THE DATA:
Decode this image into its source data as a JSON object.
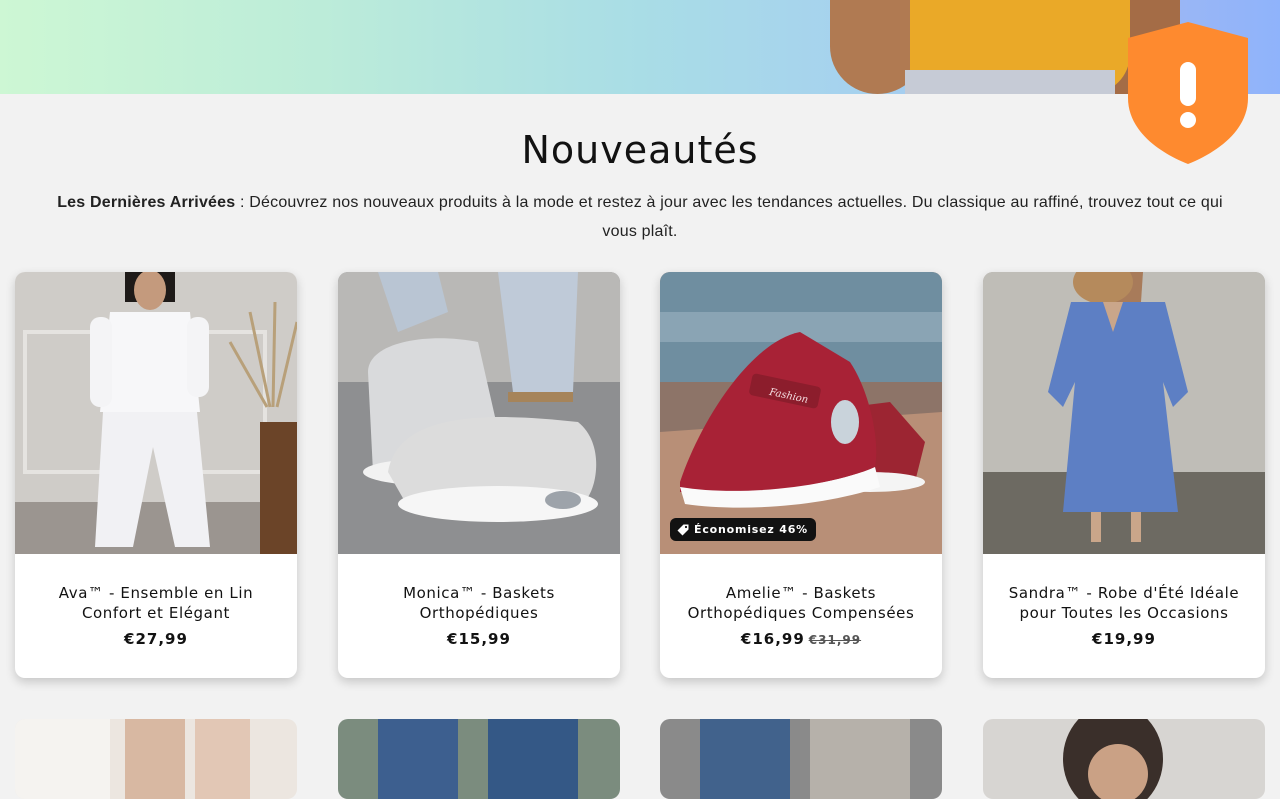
{
  "section": {
    "title": "Nouveautés",
    "desc_bold": "Les Dernières Arrivées",
    "desc_text": " : Découvrez nos nouveaux produits à la mode et restez à jour avec les tendances actuelles. Du classique au raffiné, trouvez tout ce qui vous plaît."
  },
  "products": [
    {
      "title": "Ava™ - Ensemble en Lin Confort et Elégant",
      "price": "€27,99",
      "image_icon": "white-linen-outfit-image"
    },
    {
      "title": "Monica™ - Baskets Orthopédiques",
      "price": "€15,99",
      "image_icon": "grey-sneakers-image"
    },
    {
      "title": "Amelie™ - Baskets Orthopédiques Compensées",
      "price": "€16,99",
      "compare_price": "€31,99",
      "badge": "Économisez 46%",
      "image_icon": "red-sneakers-image",
      "shoe_label": "Fashion"
    },
    {
      "title": "Sandra™ - Robe d'Été Idéale pour Toutes les Occasions",
      "price": "€19,99",
      "image_icon": "blue-dress-image"
    }
  ],
  "colors": {
    "accent_alert": "#fe8a2f",
    "badge_bg": "#121212",
    "card_bg": "#ffffff",
    "page_bg": "#f2f2f2"
  }
}
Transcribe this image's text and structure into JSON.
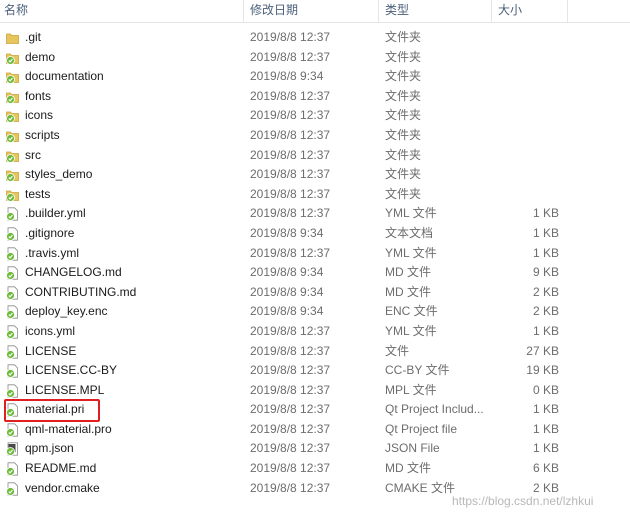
{
  "columns": {
    "name": "名称",
    "date": "修改日期",
    "type": "类型",
    "size": "大小"
  },
  "rows": [
    {
      "name": ".git",
      "date": "2019/8/8 12:37",
      "type": "文件夹",
      "size": "",
      "icon": "folder-icon"
    },
    {
      "name": "demo",
      "date": "2019/8/8 12:37",
      "type": "文件夹",
      "size": "",
      "icon": "folder-green-icon"
    },
    {
      "name": "documentation",
      "date": "2019/8/8 9:34",
      "type": "文件夹",
      "size": "",
      "icon": "folder-green-icon"
    },
    {
      "name": "fonts",
      "date": "2019/8/8 12:37",
      "type": "文件夹",
      "size": "",
      "icon": "folder-green-icon"
    },
    {
      "name": "icons",
      "date": "2019/8/8 12:37",
      "type": "文件夹",
      "size": "",
      "icon": "folder-green-icon"
    },
    {
      "name": "scripts",
      "date": "2019/8/8 12:37",
      "type": "文件夹",
      "size": "",
      "icon": "folder-green-icon"
    },
    {
      "name": "src",
      "date": "2019/8/8 12:37",
      "type": "文件夹",
      "size": "",
      "icon": "folder-green-icon"
    },
    {
      "name": "styles_demo",
      "date": "2019/8/8 12:37",
      "type": "文件夹",
      "size": "",
      "icon": "folder-green-icon"
    },
    {
      "name": "tests",
      "date": "2019/8/8 12:37",
      "type": "文件夹",
      "size": "",
      "icon": "folder-green-icon"
    },
    {
      "name": ".builder.yml",
      "date": "2019/8/8 12:37",
      "type": "YML 文件",
      "size": "1 KB",
      "icon": "file-green-icon"
    },
    {
      "name": ".gitignore",
      "date": "2019/8/8 9:34",
      "type": "文本文档",
      "size": "1 KB",
      "icon": "file-green-icon"
    },
    {
      "name": ".travis.yml",
      "date": "2019/8/8 12:37",
      "type": "YML 文件",
      "size": "1 KB",
      "icon": "file-green-icon"
    },
    {
      "name": "CHANGELOG.md",
      "date": "2019/8/8 9:34",
      "type": "MD 文件",
      "size": "9 KB",
      "icon": "file-green-icon"
    },
    {
      "name": "CONTRIBUTING.md",
      "date": "2019/8/8 9:34",
      "type": "MD 文件",
      "size": "2 KB",
      "icon": "file-green-icon"
    },
    {
      "name": "deploy_key.enc",
      "date": "2019/8/8 9:34",
      "type": "ENC 文件",
      "size": "2 KB",
      "icon": "file-green-icon"
    },
    {
      "name": "icons.yml",
      "date": "2019/8/8 12:37",
      "type": "YML 文件",
      "size": "1 KB",
      "icon": "file-green-icon"
    },
    {
      "name": "LICENSE",
      "date": "2019/8/8 12:37",
      "type": "文件",
      "size": "27 KB",
      "icon": "file-green-icon"
    },
    {
      "name": "LICENSE.CC-BY",
      "date": "2019/8/8 12:37",
      "type": "CC-BY 文件",
      "size": "19 KB",
      "icon": "file-green-icon"
    },
    {
      "name": "LICENSE.MPL",
      "date": "2019/8/8 12:37",
      "type": "MPL 文件",
      "size": "0 KB",
      "icon": "file-green-icon"
    },
    {
      "name": "material.pri",
      "date": "2019/8/8 12:37",
      "type": "Qt Project Includ...",
      "size": "1 KB",
      "icon": "file-green-icon"
    },
    {
      "name": "qml-material.pro",
      "date": "2019/8/8 12:37",
      "type": "Qt Project file",
      "size": "1 KB",
      "icon": "file-green-icon"
    },
    {
      "name": "qpm.json",
      "date": "2019/8/8 12:37",
      "type": "JSON File",
      "size": "1 KB",
      "icon": "json-file-icon"
    },
    {
      "name": "README.md",
      "date": "2019/8/8 12:37",
      "type": "MD 文件",
      "size": "6 KB",
      "icon": "file-green-icon"
    },
    {
      "name": "vendor.cmake",
      "date": "2019/8/8 12:37",
      "type": "CMAKE 文件",
      "size": "2 KB",
      "icon": "file-green-icon"
    }
  ],
  "watermark": "https://blog.csdn.net/lzhkui",
  "colors": {
    "highlight": "#e02020",
    "folder": "#e8c45c",
    "badge": "#6dbb3a"
  }
}
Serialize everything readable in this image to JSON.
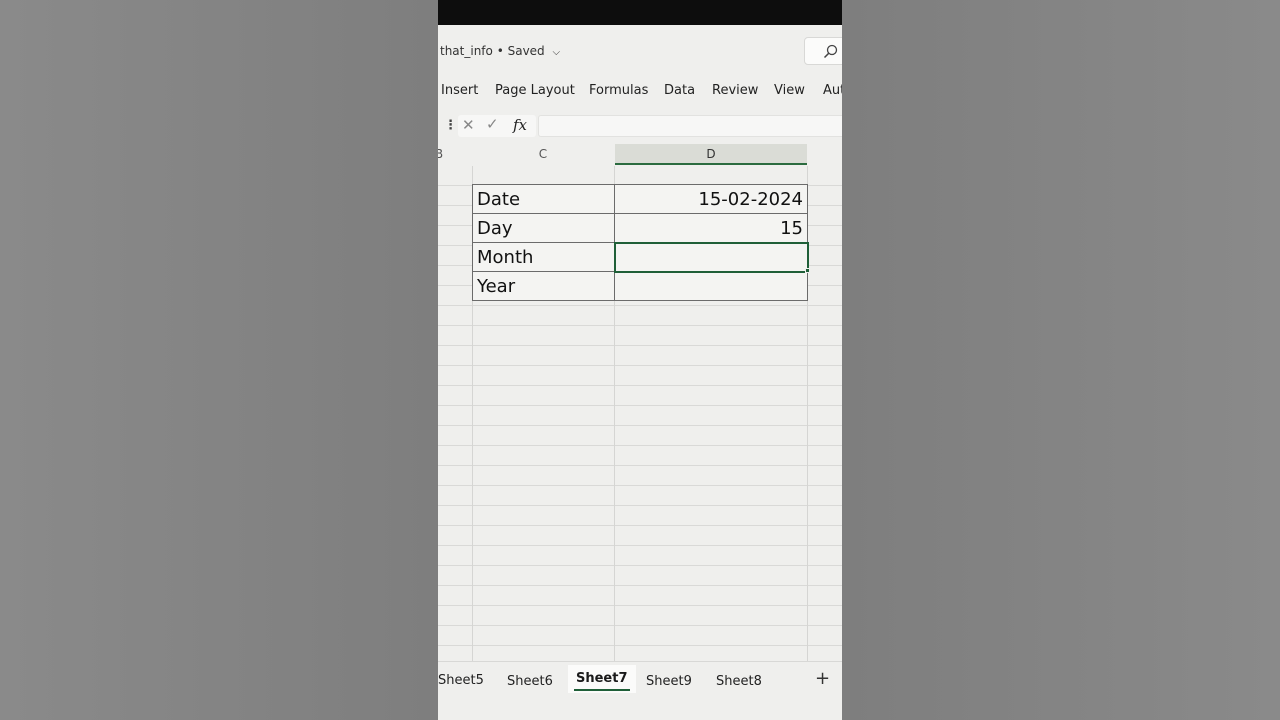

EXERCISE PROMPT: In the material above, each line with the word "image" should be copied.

COMPLETED TASK:
Decode this image into its source data as a JSON object.
      "image_icon": "white-linen-outfit-image"
      "image_icon": "grey-sneakers-image"
      "image_icon": "red-sneakers-image",
      "image_icon": "blue-dress-image"
Transcribe this image's text and structure into JSON.
Serialize everything readable in this image to JSON.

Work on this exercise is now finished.